Parma’s Ukrainian Village highlighted as neighborhood that is growing stronger, respects its past

Interesting new article highlighting the unique character of Parma’s Ukrainian Village, from the perspective of George Mount, a new Parma resident:

There’s an effort in Cleveland to recreate what it once was: a city of integrated neighborhoods valuing culture, family, and civic pride. But I often feel no sense of continuity with the past in these urban enclaves. Few of the hippest restaurants and coffee shops have been around for more than a few years. Emblematic of this difficulty to integrate the past are posh condominiums repurposed from closed schools and factories.

It’s great to breathe new life into these structures, but unfortunate that many longtime residents, likely alumni of West Tech or long-ago Eveready employees, can’t afford these luxury dwellings. This fracturing could make you wonder: can the neighborhoods of Cleveland grow stronger while respecting the past?

I believe the answer is “yes,” and the proof is right over the 480 bridge at State Road. It’s a place many urban pioneers reactively call the opposite of cool…

…Ukrainian Village, on the town’s northern border, is a classic inner-ring suburban neighborhood. Unlike many others, it is livable in its own right, proving that there is a way to combine old-world customs, livable neighborhoods, and affordable housing.

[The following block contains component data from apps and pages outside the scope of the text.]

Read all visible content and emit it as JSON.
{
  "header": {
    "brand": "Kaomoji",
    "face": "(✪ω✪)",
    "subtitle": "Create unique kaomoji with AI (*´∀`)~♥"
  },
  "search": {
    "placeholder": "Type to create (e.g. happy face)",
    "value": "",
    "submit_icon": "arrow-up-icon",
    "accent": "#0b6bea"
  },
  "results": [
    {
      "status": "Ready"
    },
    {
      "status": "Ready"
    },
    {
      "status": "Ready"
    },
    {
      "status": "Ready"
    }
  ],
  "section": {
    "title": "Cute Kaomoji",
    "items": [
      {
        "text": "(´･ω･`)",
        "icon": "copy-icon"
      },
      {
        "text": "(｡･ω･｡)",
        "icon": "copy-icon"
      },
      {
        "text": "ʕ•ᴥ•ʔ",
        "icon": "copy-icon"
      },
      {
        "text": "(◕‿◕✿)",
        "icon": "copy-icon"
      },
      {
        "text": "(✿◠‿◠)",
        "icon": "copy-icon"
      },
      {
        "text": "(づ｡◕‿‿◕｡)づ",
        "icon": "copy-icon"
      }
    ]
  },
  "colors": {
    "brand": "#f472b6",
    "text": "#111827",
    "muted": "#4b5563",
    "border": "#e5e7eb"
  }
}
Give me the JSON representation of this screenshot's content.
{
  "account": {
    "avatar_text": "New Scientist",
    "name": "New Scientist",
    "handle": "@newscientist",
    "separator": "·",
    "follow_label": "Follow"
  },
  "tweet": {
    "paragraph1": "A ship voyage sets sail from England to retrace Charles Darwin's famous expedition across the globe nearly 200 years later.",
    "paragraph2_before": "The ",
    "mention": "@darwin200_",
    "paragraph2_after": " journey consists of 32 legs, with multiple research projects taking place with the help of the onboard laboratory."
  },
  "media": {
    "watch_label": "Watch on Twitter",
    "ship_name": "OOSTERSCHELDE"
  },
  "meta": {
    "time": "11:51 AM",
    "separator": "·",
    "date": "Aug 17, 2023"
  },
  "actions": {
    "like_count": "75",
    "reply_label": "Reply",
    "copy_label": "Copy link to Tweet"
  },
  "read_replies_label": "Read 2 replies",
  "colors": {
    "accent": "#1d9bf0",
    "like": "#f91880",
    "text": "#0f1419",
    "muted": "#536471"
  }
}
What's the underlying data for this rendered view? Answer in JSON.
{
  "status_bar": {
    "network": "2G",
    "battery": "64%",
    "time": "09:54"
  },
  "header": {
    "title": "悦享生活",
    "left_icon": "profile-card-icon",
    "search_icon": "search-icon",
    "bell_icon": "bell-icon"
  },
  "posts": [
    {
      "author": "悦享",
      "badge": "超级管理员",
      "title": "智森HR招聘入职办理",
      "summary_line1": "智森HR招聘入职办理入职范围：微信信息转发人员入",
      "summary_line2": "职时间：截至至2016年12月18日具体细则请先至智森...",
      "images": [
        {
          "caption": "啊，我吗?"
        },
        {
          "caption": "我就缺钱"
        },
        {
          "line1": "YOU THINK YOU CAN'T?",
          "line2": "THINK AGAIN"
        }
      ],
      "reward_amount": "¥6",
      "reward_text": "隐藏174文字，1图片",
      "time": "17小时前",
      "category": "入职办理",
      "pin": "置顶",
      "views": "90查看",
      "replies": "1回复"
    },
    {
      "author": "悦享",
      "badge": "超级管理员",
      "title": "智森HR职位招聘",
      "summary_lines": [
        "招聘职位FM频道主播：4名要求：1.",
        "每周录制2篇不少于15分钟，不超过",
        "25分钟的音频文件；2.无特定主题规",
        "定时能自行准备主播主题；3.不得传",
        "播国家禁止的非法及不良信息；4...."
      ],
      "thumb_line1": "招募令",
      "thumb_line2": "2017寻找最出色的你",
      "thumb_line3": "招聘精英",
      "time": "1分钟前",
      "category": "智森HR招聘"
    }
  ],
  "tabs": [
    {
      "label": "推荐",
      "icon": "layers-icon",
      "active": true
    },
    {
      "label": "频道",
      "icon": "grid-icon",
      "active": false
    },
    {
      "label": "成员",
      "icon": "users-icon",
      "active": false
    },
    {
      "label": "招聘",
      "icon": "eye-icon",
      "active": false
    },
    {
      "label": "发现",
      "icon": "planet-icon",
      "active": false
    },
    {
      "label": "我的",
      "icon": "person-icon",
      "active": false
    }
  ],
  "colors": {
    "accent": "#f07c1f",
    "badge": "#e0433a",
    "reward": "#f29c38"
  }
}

(excerpted from The Cleveland Neighborhood Guidebook )

Read the entire article at: http://beltmag.com/opposite-cool-parmas-ukrainian-village/

Ukrainians rally against Russian invasion of Crimea

Heartache for Ukraine.

Fresh-baked Lenten paczkis, Ukrainian-style, cooled on a counter inside Lviv International Foods Monday afternoon, near the samples of cured ham and kielbasa scattered on paper plates.

Preoccupied customers were slow to help themselves. Most were busy raising the issue of the moment–Russian troops in Ukraine–and what it was doing to their blood pressures and to their families.

“We’re all going crazy,” said Luda Popudnyk of Parma, a worried mother who stopped into the ethnic grocery in Parma’s Ukrainian Village.

“Everybody is tense,” she said. “Everybody’s afraid of everything. Nobody wants a war.”

That was the feeling in immigrant-owned businesses up and down State Road Monday, in a commercial district anchored by stately Ukrainian churches and cathedrals.

Many of those houses of worship have been scenes of hurried prayer vigils, community meetings and strategy sessions in recent weeks–ever since Kiev exploded in anti-government protests in mid January.

A recent change of government aroused Russian ire and Russian troops. Now the region’s Ukrainian American community, Ohio’s largest, is trying to respond to a crisis few saw coming.

Source: http://www.cleveland.com/business/index.ssf/2014/03/ukrainians_in_cleveland_rally.html